In 2015, the legislature disastrously rewrote our campaign finance law. For the first time in more than 100 years, it allowed corporations to donate to political parties. It doubled the amount of money that people can donate to the candidate of their choice. Now rich and poor alike in Wisconsin can write $20,000 checks to their favorite candidate for governor. It also tore down the ceiling on individual donations to political parties, which used to be $10,000. Now the sky is the limit. Yes, rich and poor alike in Wisconsin can now write million dollar checks to the Republican or Democratic Parties. And the rich are doing it! Diane Hendricks, the richest woman in Wisconsin, wrote a million dollar check to the Republican Party of Wisconsin. Marlene Ricketts, the co-owner of the Chicago Cubs, who lives in Omaha, Nebraska, gave the Republican Party of Wisconsin a million dollar check. So, you might say, well, both sides can do it so it’s OK. But our democracy is not supposed to be a tug of war between a handful of billionaires on the right and a handful of billionaires on the left. In a democracy, we’re all supposed to have an equal tug on the rope.

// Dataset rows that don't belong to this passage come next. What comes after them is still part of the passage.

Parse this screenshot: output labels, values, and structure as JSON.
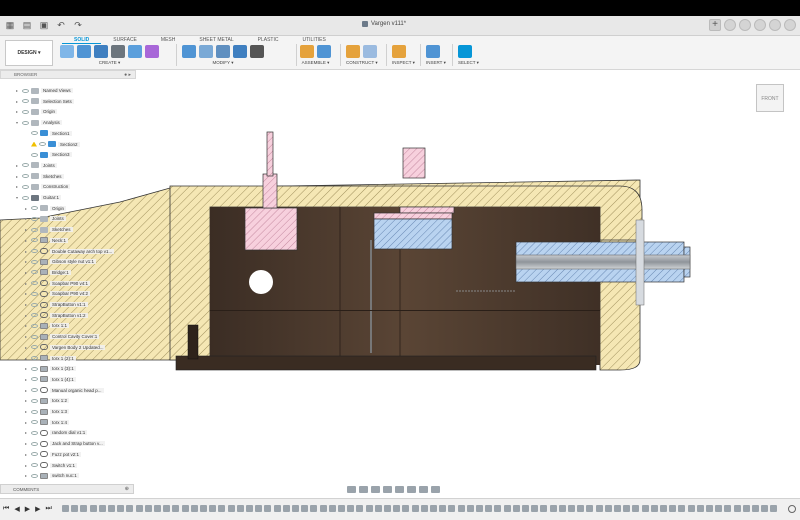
{
  "app": {
    "document_title": "Vargen v111*",
    "design_button": "DESIGN ▾"
  },
  "tabs": [
    "SOLID",
    "SURFACE",
    "MESH",
    "SHEET METAL",
    "PLASTIC",
    "UTILITIES"
  ],
  "active_tab": "SOLID",
  "toolbar_groups": [
    {
      "label": "CREATE ▾"
    },
    {
      "label": "MODIFY ▾"
    },
    {
      "label": "ASSEMBLE ▾"
    },
    {
      "label": "CONSTRUCT ▾"
    },
    {
      "label": "INSPECT ▾"
    },
    {
      "label": "INSERT ▾"
    },
    {
      "label": "SELECT ▾"
    }
  ],
  "browser": {
    "title": "BROWSER",
    "items": [
      {
        "label": "Named Views",
        "icon": "folder-icon"
      },
      {
        "label": "Selection Sets",
        "icon": "folder-icon"
      },
      {
        "label": "Origin",
        "icon": "folder-icon"
      },
      {
        "label": "Analysis",
        "icon": "folder-icon"
      },
      {
        "label": "Section1",
        "icon": "section-icon"
      },
      {
        "label": "Section2",
        "icon": "section-icon"
      },
      {
        "label": "Section3",
        "icon": "section-icon"
      },
      {
        "label": "Joints",
        "icon": "folder-icon"
      },
      {
        "label": "Sketches",
        "icon": "folder-icon"
      },
      {
        "label": "Construction",
        "icon": "folder-icon"
      },
      {
        "label": "Guitar:1",
        "icon": "component-icon"
      },
      {
        "label": "Origin",
        "icon": "folder-icon"
      },
      {
        "label": "Joints",
        "icon": "folder-icon"
      },
      {
        "label": "Sketches",
        "icon": "folder-icon"
      },
      {
        "label": "Neck:1",
        "icon": "body-icon"
      },
      {
        "label": "Double Cutaway arch top v1...",
        "icon": "link-icon"
      },
      {
        "label": "Gibson style nut v1:1",
        "icon": "body-icon"
      },
      {
        "label": "Bridge:1",
        "icon": "body-icon"
      },
      {
        "label": "Soapbar P90 v4:1",
        "icon": "link-icon"
      },
      {
        "label": "Soapbar P90 v4:2",
        "icon": "link-icon"
      },
      {
        "label": "StrapButton v1:1",
        "icon": "link-icon"
      },
      {
        "label": "StrapButton v1:2",
        "icon": "link-icon"
      },
      {
        "label": "torx 1:1",
        "icon": "body-icon"
      },
      {
        "label": "Control Cavity Cover:1",
        "icon": "body-icon"
      },
      {
        "label": "Vargen Body 2 Updated...",
        "icon": "link-icon"
      },
      {
        "label": "torx 1 (2):1",
        "icon": "body-icon"
      },
      {
        "label": "torx 1 (3):1",
        "icon": "body-icon"
      },
      {
        "label": "torx 1 (4):1",
        "icon": "body-icon"
      },
      {
        "label": "Manual organic head p...",
        "icon": "link-icon"
      },
      {
        "label": "torx 1:2",
        "icon": "body-icon"
      },
      {
        "label": "torx 1:3",
        "icon": "body-icon"
      },
      {
        "label": "torx 1:4",
        "icon": "body-icon"
      },
      {
        "label": "random dial v1:1",
        "icon": "link-icon"
      },
      {
        "label": "Jack and Strap button v...",
        "icon": "link-icon"
      },
      {
        "label": "Fuzz pot v2:1",
        "icon": "link-icon"
      },
      {
        "label": "Switch v1:1",
        "icon": "link-icon"
      },
      {
        "label": "switch nuc:1",
        "icon": "body-icon"
      }
    ]
  },
  "viewcube": {
    "face": "FRONT"
  },
  "comments": {
    "title": "COMMENTS"
  },
  "colors": {
    "accent": "#0696d7",
    "wood": "#4a3a30",
    "hatch_yellow": "#f3e2a6",
    "section_pink": "#f2c4d2",
    "section_blue": "#a9c7ea"
  }
}
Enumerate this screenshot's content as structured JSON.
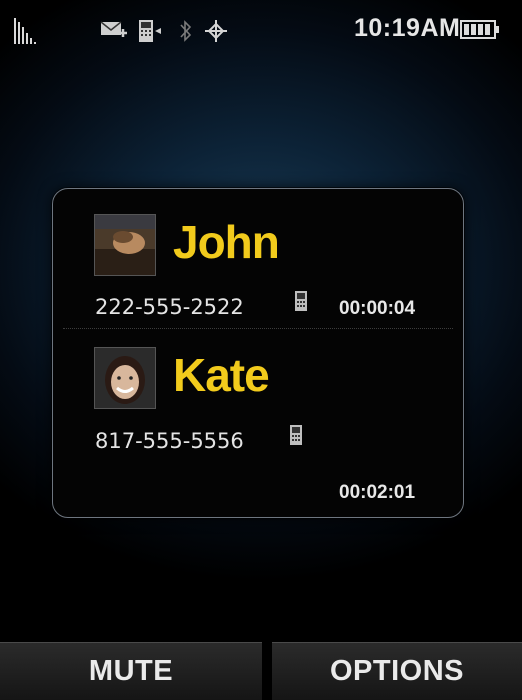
{
  "status_bar": {
    "time": "10:19AM",
    "icons": [
      "signal-icon",
      "message-icon",
      "device-icon",
      "bluetooth-icon",
      "gps-icon",
      "battery-icon"
    ]
  },
  "calls": [
    {
      "name": "John",
      "number": "222-555-2522",
      "duration": "00:00:04",
      "number_type_icon": "mobile-phone-icon"
    },
    {
      "name": "Kate",
      "number": "817-555-5556",
      "duration": "00:02:01",
      "number_type_icon": "mobile-phone-icon"
    }
  ],
  "softkeys": {
    "left": "MUTE",
    "right": "OPTIONS"
  },
  "colors": {
    "name": "#f2cb1c",
    "background": "#0c2236"
  }
}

And that’s the rub. Because of voter suppression, because of gerrymandering, because of money in politics, we don’t have an equal tug on the rope.
Even Donald Trump knows that. You remember that first Republican debate he was in. All the candidates were up there, including Scott Walker, who didn’t cast a shadow even under all those lights. And Trump said, you know what, I’ve give a lot of these politicians money, and when I call them up, they do what I want. He said the system is rigged. And that resonated. One reason it resonated is that Elizabeth Warren and Bernie had been saying the same thing for a long time. You can Google Elizabeth Warren’s name and the adjective “rigged” and you can get a 5-minute YouTube video where she uses the word about 20 times. Trump knows a good line when he steals it.
Everyone knows the system is rigged by the rich and the powerful. Everyone knows that when you go to knock on the door of your Senator in Washington, you don’t get schmoozed by the Senator for an hour like the big donors do. And the Senator doesn’t deliver for you, either.
But the good news is that the people of Wisconsin, and the people of the United States, are sick and tired of the rigging of our political system.
We want a level playing field. It shouldn’t be too much to ask!
So please support the efforts to unrig the system by making voting easier, not harder; by banning gerrymandering; by amending the Constitution to overturn Citizens United; and by reforming our campaign finance system here in Wisconsin.
As Fighting Bob La Follette said, 100 years ago, “The cure for the ills of democracy is more democracy.”
We need more democracy in the United States!
We need more democracy in Wisconsin!
We need more democracy in a hurry!